Once these values are selected and we click on “Add,” the Roadmap will show our project as well as the PMO employee (Mirjam van Hurck), the selected “phase,” and the “Key date.”
Please be aware that Roadmap is a tool that is designed to assist portfolio and program management activities. Therefore, you will not see the phrase “Task” or “Milestone” in this application. Tasks and milestones are project management terms, but a program manager is more interested in the high-level progress of projects within a program. That’s the reason why I haven’t included all tasks from the P4W schedule.
In Roadmap, we also have the option to include the whole schedule as one bar starting from the project start date and ending at the project finish date.
Let’s add the Project Online schedules, as well, and see what our Roadmap looks like afterward. Be aware that because we used a different source to bring the project in, a different permissions approval is required.
For Project Online Projects, there is another way to add a Project to Roadmap. Because this option is in PWA itself, it is ideal for a project manager that needs to report up to the program manager.
After adding all projects to the Roadmap and including the relevant Phases and Key dates, we are ready to begin analyzing the program.
Step 4: Adding Program Key Dates
Next, include program specific key dates. These are apart from the schedules and the focus areas that we already have in our Roadmap.
A Key Date can be added by clicking on “Add Key date” next to “Add row.” A little pop up screen opens and shows us three fields. A title, date, and status are all Roadmap needs to provide you with a new Key Date.
The result of this action will be a little pin on top of the Roadmap, in the color that you set earlier as a status indicator.
These key dates don’t reflect on row (project) specific deliverables, but are designed to give you program deliverable indicators.
Step 5: Updating the Rows
Because Mirjam (the PMO) is assigned to each Roadmap row for the five projects she is managing, she will be editing the individual statuses. It is up to the organization to decide on this because a project manager can do this as well. Basically, everyone with access to the Roadmap can change the values, so decide on the protocol your organization will be following ahead of time.
The only thing the PMO needs to do is update is the status of each row.
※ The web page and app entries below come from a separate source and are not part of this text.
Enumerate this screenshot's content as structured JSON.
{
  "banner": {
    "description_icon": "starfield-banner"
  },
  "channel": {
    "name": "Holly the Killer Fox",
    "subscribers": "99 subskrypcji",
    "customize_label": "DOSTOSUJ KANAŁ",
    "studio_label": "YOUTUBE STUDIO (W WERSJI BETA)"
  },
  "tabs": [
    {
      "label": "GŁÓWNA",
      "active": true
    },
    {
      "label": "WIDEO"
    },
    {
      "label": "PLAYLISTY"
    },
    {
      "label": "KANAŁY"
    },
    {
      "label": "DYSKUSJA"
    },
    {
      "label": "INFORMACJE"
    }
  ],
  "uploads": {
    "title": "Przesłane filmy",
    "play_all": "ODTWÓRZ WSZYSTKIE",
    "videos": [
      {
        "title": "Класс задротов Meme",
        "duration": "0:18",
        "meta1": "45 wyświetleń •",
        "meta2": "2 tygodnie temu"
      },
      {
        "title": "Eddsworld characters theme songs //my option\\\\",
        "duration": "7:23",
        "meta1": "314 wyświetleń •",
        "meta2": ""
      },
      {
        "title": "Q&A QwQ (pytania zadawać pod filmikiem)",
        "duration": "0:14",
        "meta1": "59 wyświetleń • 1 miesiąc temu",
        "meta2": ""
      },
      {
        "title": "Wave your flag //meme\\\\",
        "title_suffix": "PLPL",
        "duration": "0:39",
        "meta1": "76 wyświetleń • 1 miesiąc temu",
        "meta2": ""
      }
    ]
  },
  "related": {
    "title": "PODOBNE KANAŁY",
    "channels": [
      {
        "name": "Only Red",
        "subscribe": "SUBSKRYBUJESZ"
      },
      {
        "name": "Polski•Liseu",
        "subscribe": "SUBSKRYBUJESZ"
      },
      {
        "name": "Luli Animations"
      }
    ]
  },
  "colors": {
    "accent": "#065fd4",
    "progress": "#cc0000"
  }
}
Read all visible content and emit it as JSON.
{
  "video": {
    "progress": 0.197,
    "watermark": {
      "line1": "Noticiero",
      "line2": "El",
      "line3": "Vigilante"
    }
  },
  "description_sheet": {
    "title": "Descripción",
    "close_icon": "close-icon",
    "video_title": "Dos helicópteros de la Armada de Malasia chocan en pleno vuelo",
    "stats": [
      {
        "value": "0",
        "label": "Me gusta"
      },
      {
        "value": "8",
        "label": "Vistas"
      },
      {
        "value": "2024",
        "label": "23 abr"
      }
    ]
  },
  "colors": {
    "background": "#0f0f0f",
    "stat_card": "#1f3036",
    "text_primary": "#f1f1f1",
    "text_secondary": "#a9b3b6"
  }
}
This can be done using the menu that appears when clicking on an item.
Note: the “Open details” button doesn’t really provide much more options other than that of removing the item from the row.
After updating all items, the Roadmap becomes even easier to analyze.
These status values don’t flow from Project or Project for the Web though, but this can be considered a good thing if you have a different definition of “at risk” than your project managers. Regardless, I would argue that it might be a good idea to clearly communicate on this.
Step 6 (Optional): Use Power BI or Create Flows to Analyze the Roadmap and Update Status Values
Because Roadmap is a collection of entities on CDS, we have the option to create Power BI reports for further analysis. Here is the download link to a Power BI template that you can use to analyze your Roadmaps. Credits for the PBIX files go to Paul Mather.
Paul Mather also provides an excellent blog post about creating flows that will update the Status values based on the data from Project Online. You can find the article here.
I hope you’ve found the above steps for setting up Roadmap helpful. I’d love to read your feedback in the comments below.
For more info on Project for the Web, join the new Project for the Web Group.